Scabies in Dogs
Scabies in dogs are highly contagious. They cause intense itching to the dog. This page looks at the symptoms and treatment of sarcoptic mange.

Scabies, aka Sarcoptic Mange or Sarcoptic Mites, are tiny spiderlike parasites that cause intense itching in dogs. The itching is caused by the female mites burrowing a few millimeters under the dog’s skin to lay eggs.

Scabies in dogs are highly contagious and can spread to and from other dogs and house pets. The mites are also transferable to people. They are spread by direct contact with an infected animal and by sharing contaminated bedding, grooming equipment, etc.

The life cycle of the sarcoptic mites is about 17 to 21 days and the whole cycle occurs on the skin of an infected dog. Female mites lay eggs a few millimeters under the skin of the dog. The eggs hatch in 3 to 10 days and mature into adults. They then mate and lay eggs thus repeating the whole cycle.

Symptoms of Scabies in Dogs

Sarcoptic mites usually attack the skin of a dog’s ears, the elbows and the hocks, as well as the face and the underside of the chest.

The hallmark symptom of scabies in dogs is intense itching resulting in scratching, biting, chewing, and licking.

Another typical symptom of scabies in dogs is crusty ear tips.

If untreated, the itch-scratch-itchg cycle can quickly result in self trauma, hair loss, and inflamed skin and crusty lesions in the affected areas.

In serious cases, the dog can lose his hair in large areas of his body. The skin will become thick, scaly, and be covered with crusts and scabs.

Pedal-Pinna Reflex

Did you know that you can do a simple test (called the “Pedal-Pinna Reflex” Test) to see if your dog has scabies?

Simply rub or scratch your dog’s ear flap (pinna) between your fingers and, if your dog has scabies, he will almost always by reflex scratch on the same ear!

Diagnosis and Treatment of Scabies in Dogs

If you suspect that your dog has scabies, be sure to get him to the vet for a proper diagnosis, which is made by examining skin scrapings under a microscope.
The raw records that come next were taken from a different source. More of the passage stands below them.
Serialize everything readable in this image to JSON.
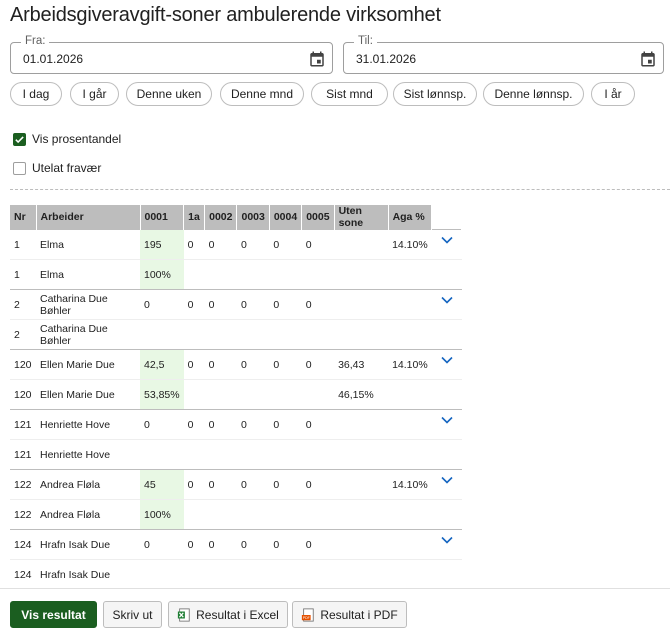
{
  "title": "Arbeidsgiveravgift-soner ambulerende virksomhet",
  "date_from": {
    "label": "Fra:",
    "value": "01.01.2026"
  },
  "date_to": {
    "label": "Til:",
    "value": "31.01.2026"
  },
  "quick_ranges": [
    "I dag",
    "I går",
    "Denne uken",
    "Denne mnd",
    "Sist mnd",
    "Sist lønnsp.",
    "Denne lønnsp.",
    "I år"
  ],
  "options": {
    "show_percent": {
      "label": "Vis prosentandel",
      "checked": true
    },
    "exclude_absence": {
      "label": "Utelat fravær",
      "checked": false
    }
  },
  "table": {
    "headers": [
      "Nr",
      "Arbeider",
      "0001",
      "1a",
      "0002",
      "0003",
      "0004",
      "0005",
      "Uten sone",
      "Aga %"
    ],
    "rows": [
      {
        "kind": "main",
        "cells": [
          "1",
          "Elma",
          "195",
          "0",
          "0",
          "0",
          "0",
          "0",
          "",
          "14.10%"
        ],
        "hl": true
      },
      {
        "kind": "pct",
        "cells": [
          "1",
          "Elma",
          "100%",
          "",
          "",
          "",
          "",
          "",
          "",
          ""
        ],
        "hl": true
      },
      {
        "kind": "main",
        "cells": [
          "2",
          "Catharina Due Bøhler",
          "0",
          "0",
          "0",
          "0",
          "0",
          "0",
          "",
          ""
        ],
        "hl": false
      },
      {
        "kind": "pct",
        "cells": [
          "2",
          "Catharina Due Bøhler",
          "",
          "",
          "",
          "",
          "",
          "",
          "",
          ""
        ],
        "hl": false
      },
      {
        "kind": "main",
        "cells": [
          "120",
          "Ellen Marie Due",
          "42,5",
          "0",
          "0",
          "0",
          "0",
          "0",
          "36,43",
          "14.10%"
        ],
        "hl": true
      },
      {
        "kind": "pct",
        "cells": [
          "120",
          "Ellen Marie Due",
          "53,85%",
          "",
          "",
          "",
          "",
          "",
          "46,15%",
          ""
        ],
        "hl": true
      },
      {
        "kind": "main",
        "cells": [
          "121",
          "Henriette Hove",
          "0",
          "0",
          "0",
          "0",
          "0",
          "0",
          "",
          ""
        ],
        "hl": false
      },
      {
        "kind": "pct",
        "cells": [
          "121",
          "Henriette Hove",
          "",
          "",
          "",
          "",
          "",
          "",
          "",
          ""
        ],
        "hl": false
      },
      {
        "kind": "main",
        "cells": [
          "122",
          "Andrea Fløla",
          "45",
          "0",
          "0",
          "0",
          "0",
          "0",
          "",
          "14.10%"
        ],
        "hl": true
      },
      {
        "kind": "pct",
        "cells": [
          "122",
          "Andrea Fløla",
          "100%",
          "",
          "",
          "",
          "",
          "",
          "",
          ""
        ],
        "hl": true
      },
      {
        "kind": "main",
        "cells": [
          "124",
          "Hrafn Isak Due",
          "0",
          "0",
          "0",
          "0",
          "0",
          "0",
          "",
          ""
        ],
        "hl": false
      },
      {
        "kind": "pct",
        "cells": [
          "124",
          "Hrafn Isak Due",
          "",
          "",
          "",
          "",
          "",
          "",
          "",
          ""
        ],
        "hl": false
      }
    ]
  },
  "actions": {
    "show": "Vis resultat",
    "print": "Skriv ut",
    "excel": "Resultat i Excel",
    "pdf": "Resultat i PDF"
  },
  "colors": {
    "primary": "#1b5e20",
    "highlight": "#e8f8e4",
    "header_bg": "#bdbdbd",
    "chevron": "#1565c0"
  }
}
Unfortunately, sarcoptic mites are not so easy to be found, causing many dogs with scabies to be misdiagnosed as having atopic dermatitis.

If no mites can be found but the symptoms strongly suggest scabies, sometimes a trial treatment of Ivermectin medication is given to the dog. A positive response to the treatment confirms the diagnosis of scabies.
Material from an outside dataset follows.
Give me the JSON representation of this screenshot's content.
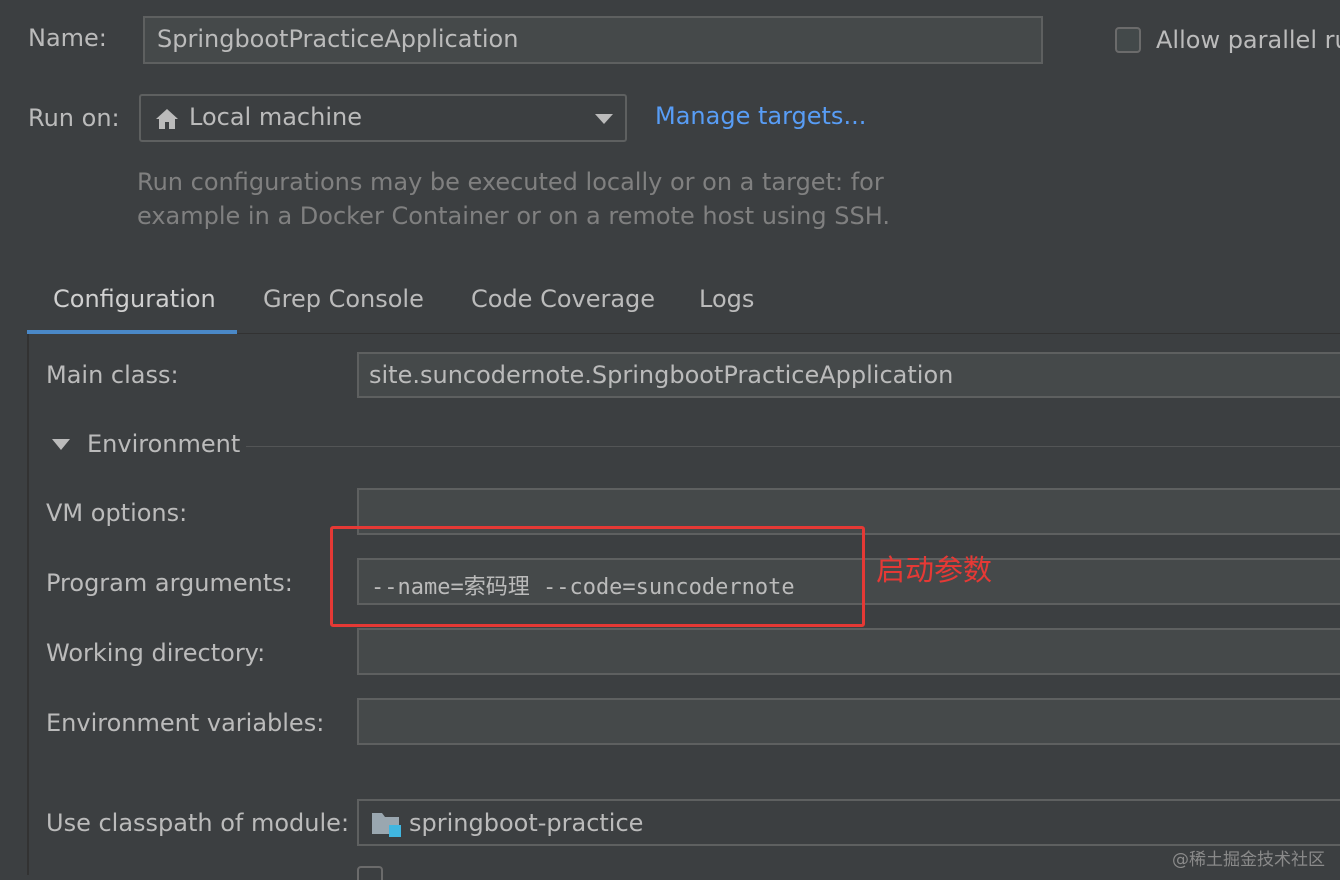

In the past, the most common conventional treatment of scabies was the use of dips (such as amitraz and lime-sulfur dips). However, scabies mites have developed resistance to quite a few chemical dips. In addition, dips can be toxic to humans and probably to dogs.

Newer conventional medications for scabies include the use of some flea control medications (such as Revolution® and Frontline Plus®) that are also effective against mites.

Oral ivermectin is an off-label (i.e. not FDA approved) medicine for treatment of scabies.

Warning!

If your dog is a Collie, Sheepdog, or other herding breeds and their crosses, DO NOT use Ivermectin because it may cause potential toxic effects in these dog breeds.

As there are various types of treatments available to treat scabies, be sure to consult with your veterinarian who can best decide the most appropriate treatment for your dog.

Whatever the treatment chosen, all pets in the household or who have been in contact with the infected dog will have to be treated as well.

Besides treating the infected dog, the home environment has also to be treated to prevent re-infestation. All bedding should be washed in hot soapy water.

Carpets and upholstery should be vacuumed and if possible washed.

The house should be sprayed with a residual insecticide used for killing adult fleas. The spraying should be repeated every 2 weeks during the treatment period.

If your dog suffers from a mild case of mange, you may want to first try using milder and natural home remedies for treatment. Visit our page on Dog Mange Treatment for more information.